Excerpts from a dataset:
#####

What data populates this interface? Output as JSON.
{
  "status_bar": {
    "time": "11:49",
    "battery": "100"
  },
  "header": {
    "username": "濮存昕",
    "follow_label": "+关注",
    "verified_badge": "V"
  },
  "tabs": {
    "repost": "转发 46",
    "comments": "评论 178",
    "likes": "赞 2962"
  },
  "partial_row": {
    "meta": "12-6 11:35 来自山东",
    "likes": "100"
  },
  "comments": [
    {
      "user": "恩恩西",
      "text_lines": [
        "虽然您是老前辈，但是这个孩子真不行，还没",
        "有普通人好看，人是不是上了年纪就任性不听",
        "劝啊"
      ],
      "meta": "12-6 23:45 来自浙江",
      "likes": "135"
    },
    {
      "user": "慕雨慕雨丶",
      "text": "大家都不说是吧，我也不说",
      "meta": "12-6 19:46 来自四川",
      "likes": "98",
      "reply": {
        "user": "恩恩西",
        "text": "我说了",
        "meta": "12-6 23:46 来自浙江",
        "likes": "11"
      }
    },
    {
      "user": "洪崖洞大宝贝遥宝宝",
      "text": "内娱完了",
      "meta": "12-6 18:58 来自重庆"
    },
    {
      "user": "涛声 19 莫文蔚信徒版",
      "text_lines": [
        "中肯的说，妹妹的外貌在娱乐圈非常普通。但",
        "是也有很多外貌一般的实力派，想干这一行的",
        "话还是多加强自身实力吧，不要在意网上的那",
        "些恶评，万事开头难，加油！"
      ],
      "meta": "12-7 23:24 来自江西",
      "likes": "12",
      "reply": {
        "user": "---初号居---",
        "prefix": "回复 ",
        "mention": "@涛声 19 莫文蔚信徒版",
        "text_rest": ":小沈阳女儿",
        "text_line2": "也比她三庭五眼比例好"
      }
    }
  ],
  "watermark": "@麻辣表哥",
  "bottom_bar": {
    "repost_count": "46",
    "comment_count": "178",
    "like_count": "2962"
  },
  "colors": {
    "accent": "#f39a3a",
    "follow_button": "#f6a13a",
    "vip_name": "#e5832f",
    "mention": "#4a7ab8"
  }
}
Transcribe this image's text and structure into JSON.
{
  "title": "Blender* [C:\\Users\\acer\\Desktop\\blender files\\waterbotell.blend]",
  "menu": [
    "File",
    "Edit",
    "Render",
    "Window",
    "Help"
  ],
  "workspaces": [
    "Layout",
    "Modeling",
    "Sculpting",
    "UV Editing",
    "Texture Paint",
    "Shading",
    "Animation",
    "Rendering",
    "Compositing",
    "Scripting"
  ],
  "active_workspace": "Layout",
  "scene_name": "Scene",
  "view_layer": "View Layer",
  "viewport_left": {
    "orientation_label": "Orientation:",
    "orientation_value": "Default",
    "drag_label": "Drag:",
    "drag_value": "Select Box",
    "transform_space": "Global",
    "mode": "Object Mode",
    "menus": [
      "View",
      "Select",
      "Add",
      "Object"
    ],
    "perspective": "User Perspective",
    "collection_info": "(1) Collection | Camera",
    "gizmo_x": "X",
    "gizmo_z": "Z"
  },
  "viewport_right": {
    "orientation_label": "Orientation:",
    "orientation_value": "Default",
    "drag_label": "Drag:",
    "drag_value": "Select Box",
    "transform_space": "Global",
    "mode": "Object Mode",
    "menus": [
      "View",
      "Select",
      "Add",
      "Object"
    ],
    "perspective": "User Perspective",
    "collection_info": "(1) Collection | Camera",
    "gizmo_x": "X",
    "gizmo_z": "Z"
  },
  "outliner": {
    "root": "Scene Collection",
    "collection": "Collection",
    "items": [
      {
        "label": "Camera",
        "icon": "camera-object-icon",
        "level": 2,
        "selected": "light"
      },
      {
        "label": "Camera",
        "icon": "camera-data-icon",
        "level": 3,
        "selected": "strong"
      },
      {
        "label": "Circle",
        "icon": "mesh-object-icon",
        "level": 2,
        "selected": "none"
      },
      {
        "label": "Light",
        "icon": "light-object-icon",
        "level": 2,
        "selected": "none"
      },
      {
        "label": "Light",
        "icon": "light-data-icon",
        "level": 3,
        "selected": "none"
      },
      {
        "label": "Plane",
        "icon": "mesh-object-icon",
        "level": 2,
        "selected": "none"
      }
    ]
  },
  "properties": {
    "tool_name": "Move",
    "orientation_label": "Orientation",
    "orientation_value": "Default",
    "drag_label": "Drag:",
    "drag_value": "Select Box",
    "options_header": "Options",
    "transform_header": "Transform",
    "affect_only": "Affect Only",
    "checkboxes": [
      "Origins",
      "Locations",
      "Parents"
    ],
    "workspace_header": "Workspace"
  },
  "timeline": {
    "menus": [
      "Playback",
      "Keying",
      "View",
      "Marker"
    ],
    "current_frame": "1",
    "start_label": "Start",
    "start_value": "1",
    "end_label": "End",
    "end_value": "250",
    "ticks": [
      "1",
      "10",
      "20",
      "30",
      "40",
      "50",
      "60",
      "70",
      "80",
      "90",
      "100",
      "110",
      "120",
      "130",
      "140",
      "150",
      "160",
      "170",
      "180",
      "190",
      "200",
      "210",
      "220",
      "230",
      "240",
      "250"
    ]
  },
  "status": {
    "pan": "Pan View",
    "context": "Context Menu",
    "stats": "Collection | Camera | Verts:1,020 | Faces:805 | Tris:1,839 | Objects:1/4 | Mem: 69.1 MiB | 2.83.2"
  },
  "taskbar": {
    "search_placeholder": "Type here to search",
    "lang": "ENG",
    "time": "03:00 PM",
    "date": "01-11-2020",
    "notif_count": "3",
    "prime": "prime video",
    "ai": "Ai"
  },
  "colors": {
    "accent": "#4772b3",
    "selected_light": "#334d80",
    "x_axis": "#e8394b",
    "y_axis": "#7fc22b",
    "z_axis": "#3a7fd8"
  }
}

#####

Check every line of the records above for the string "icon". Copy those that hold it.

Written solution →
        "icon": "camera-object-icon",
        "icon": "camera-data-icon",
        "icon": "mesh-object-icon",
        "icon": "light-object-icon",
        "icon": "light-data-icon",
        "icon": "mesh-object-icon",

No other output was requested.